I noticed that with the orchestra on the new Diana Krall record it’s very much in the background.

I was concerned that if we did it all-including the orchestra-at once, we wouldn’t be able to get the small group feel right, so we concentrated on the sense of the rhythm section and Diana. When we mixed I was careful not to lose the intimacy of her and the rhythm section; I wanted the strings to be the backdrop. Of course, when Al Schmitt records, everything is so transparent. I hear subtle things like the brushes, but it doesn’t get in the way of the vocal.

We ended up using only six orchestral tracks on the record out of the nine we cut. It wasn’t the arrangements; Johnny Mandel is a master with impeccable taste. Whatever you add, however, is ear candy, for lack of a better word, and if it doesn’t add then it is going to subtract. You have to have enough sensitivity to know when it’s taking away from what is there to begin with; and if it doesn’t need it, why do it?

The orchestral recording was done at Capitol Records’ Studio A in Los Angeles, where Frank Sinatra, Nat Cole and Peggy Lee all recorded their great sides for that label. It is, of course, a great room for orchestras and big bands. Al Schmitt mixed the record at Schnee Studios.

We worked with two 24-track machines locked, at 30 ips. We mixed to half-inch at 30 ips also. We decided for some reason not to use Dolby SR on this record as we have on the others. SR has always worked wonderfully for us, eliminating the noise and not sounding like it is running through a Dolby process, but we decided not to use it this time. At 30 ips, noise isn’t that big of a problem anyway.

We tracked the basic sessions on one 24-track and the orchestra on another. We had a 36- to 38-piece orchestra. Al probably used 15 tracks on Diana and the rhythm section alone. We had stereo piano, a direct box and a mic on the guitar amplifier and a direct pickup and a mic on the acoustic bass. It doesn’t take too long to get up to 15 or 17 tracks even just with vocal, piano, drums and bass.

Once you’ve got a performance on tape that’s been recorded well, the crucial thing is mixing and mastering. You can lose the subtleties of what happened in the studio in mastering by not paying attention. You have to get so close to the mix and how it feels. So that when you master it and you find that subtleties have gotten lost, things like it not being as warm as you thought it was before, you can correct these mistakes. These are important issues. We’ve been using Doug Sax at the Mastering Lab since the ’70s. We always walk out of Doug’s place and we feel great about the master.

You’re not only a record producer, you’re also head of the label. Putting on that hat for a moment, the temptation to want to maximize the mass-market, pop potential of someone with Diana’s talent, looks and youth must be tremendous on all sides.

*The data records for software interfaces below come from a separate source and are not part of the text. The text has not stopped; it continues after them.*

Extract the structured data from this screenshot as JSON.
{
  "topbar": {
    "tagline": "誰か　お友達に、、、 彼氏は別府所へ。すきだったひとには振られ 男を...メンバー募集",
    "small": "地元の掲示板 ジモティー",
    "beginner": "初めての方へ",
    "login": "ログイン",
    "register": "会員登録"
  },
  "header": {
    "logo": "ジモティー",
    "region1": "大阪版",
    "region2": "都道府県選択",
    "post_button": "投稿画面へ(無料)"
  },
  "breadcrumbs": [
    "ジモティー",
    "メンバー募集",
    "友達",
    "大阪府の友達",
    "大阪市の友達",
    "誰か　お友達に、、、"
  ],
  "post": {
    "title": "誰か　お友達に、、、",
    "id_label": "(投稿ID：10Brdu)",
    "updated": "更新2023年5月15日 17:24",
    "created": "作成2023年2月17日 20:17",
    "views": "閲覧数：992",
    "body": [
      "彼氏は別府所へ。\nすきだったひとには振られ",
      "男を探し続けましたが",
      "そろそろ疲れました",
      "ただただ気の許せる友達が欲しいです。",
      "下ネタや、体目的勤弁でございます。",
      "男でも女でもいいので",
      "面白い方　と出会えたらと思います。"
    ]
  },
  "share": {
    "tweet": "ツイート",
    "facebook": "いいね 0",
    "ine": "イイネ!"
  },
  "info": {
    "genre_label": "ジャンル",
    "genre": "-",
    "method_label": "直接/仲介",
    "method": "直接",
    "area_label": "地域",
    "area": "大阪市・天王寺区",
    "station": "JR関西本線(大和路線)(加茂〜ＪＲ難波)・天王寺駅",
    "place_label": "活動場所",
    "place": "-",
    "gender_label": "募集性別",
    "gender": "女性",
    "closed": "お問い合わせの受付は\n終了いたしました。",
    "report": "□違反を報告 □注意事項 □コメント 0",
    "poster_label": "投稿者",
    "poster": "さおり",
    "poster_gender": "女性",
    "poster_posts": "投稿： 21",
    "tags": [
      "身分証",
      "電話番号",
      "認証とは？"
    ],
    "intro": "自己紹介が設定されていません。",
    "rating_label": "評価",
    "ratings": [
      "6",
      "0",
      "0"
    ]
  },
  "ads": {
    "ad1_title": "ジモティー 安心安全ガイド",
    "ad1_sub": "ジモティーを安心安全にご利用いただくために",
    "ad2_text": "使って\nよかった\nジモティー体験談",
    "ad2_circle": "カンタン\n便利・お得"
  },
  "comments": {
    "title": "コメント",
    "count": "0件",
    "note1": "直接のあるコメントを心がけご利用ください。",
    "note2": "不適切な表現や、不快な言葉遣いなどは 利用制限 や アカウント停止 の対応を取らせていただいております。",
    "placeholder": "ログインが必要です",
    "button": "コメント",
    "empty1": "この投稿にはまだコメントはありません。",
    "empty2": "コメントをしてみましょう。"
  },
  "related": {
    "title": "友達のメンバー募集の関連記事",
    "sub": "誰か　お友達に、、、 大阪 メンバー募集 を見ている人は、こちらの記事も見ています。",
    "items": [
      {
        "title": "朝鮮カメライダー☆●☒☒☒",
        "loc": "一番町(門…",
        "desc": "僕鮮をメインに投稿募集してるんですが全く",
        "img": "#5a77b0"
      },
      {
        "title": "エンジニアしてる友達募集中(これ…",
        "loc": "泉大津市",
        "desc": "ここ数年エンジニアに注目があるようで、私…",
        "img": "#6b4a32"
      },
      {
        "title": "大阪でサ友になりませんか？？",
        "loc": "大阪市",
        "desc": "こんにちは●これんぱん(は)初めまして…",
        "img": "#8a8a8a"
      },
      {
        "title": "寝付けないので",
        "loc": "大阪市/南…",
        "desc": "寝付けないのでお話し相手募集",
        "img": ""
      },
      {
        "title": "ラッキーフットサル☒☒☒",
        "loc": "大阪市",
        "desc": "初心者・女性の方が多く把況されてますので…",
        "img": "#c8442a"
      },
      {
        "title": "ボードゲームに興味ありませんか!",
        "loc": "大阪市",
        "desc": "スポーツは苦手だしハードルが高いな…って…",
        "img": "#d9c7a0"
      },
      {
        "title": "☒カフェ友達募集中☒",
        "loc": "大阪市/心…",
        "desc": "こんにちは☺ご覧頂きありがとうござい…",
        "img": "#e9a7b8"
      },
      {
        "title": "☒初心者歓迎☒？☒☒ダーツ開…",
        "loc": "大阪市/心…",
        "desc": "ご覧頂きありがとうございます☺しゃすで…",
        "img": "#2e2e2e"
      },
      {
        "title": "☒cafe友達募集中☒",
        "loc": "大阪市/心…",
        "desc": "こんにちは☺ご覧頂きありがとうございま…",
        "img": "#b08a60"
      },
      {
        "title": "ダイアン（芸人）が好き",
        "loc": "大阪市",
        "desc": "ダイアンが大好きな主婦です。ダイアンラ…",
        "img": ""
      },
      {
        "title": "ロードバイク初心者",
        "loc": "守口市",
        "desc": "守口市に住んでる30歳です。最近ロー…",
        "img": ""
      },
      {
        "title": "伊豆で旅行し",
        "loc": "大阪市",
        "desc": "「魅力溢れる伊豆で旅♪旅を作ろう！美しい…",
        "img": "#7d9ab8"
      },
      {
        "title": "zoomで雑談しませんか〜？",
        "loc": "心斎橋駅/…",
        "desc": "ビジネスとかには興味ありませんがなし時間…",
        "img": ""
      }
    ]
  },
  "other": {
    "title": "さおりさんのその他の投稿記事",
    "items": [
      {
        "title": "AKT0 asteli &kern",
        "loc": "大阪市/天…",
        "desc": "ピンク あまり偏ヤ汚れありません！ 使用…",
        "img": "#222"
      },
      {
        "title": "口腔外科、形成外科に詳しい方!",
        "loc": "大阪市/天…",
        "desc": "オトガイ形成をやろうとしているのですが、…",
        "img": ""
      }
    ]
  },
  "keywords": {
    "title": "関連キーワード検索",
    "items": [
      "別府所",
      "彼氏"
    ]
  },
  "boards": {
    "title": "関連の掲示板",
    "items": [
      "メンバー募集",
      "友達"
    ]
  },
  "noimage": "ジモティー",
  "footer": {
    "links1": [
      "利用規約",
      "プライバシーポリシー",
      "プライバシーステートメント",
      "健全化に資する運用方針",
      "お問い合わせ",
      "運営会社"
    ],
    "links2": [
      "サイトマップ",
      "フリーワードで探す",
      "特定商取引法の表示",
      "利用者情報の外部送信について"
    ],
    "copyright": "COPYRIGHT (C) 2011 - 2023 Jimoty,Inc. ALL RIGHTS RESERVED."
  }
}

She has to do it on her own terms, though. I’ll never ask Diana to do anything to make a record more applicable to this or that radio format. Neither of us work that way. The interesting thing about Diana is that she is doing it on her own terms. But she hasn’t done anything musically to change what she’s done from the first record as far as the integrity of the music is concerned.

We see an opportunity, however, to reach a wider market. I’ve also got a wonderful promotion, sales, marketing department. Credit is due there. Ron Goldstein as label president has great marketing ideas. All of these elements are very important, but one of the things that drew me to her is that even though she came out of the jazz genre the demographics at her shows is consistently 18 to 80. My brother is 79 years old and he loves these records.

Would you call this a jazz or a pop record?

I don’t think I’d call it a jazz record, not a jazz record like Betty Carter, no. But to me what I look for in an artist is style. It is one of the most important aspects. Is there something about them that sticks out? Diana has that, no matter what you call the music.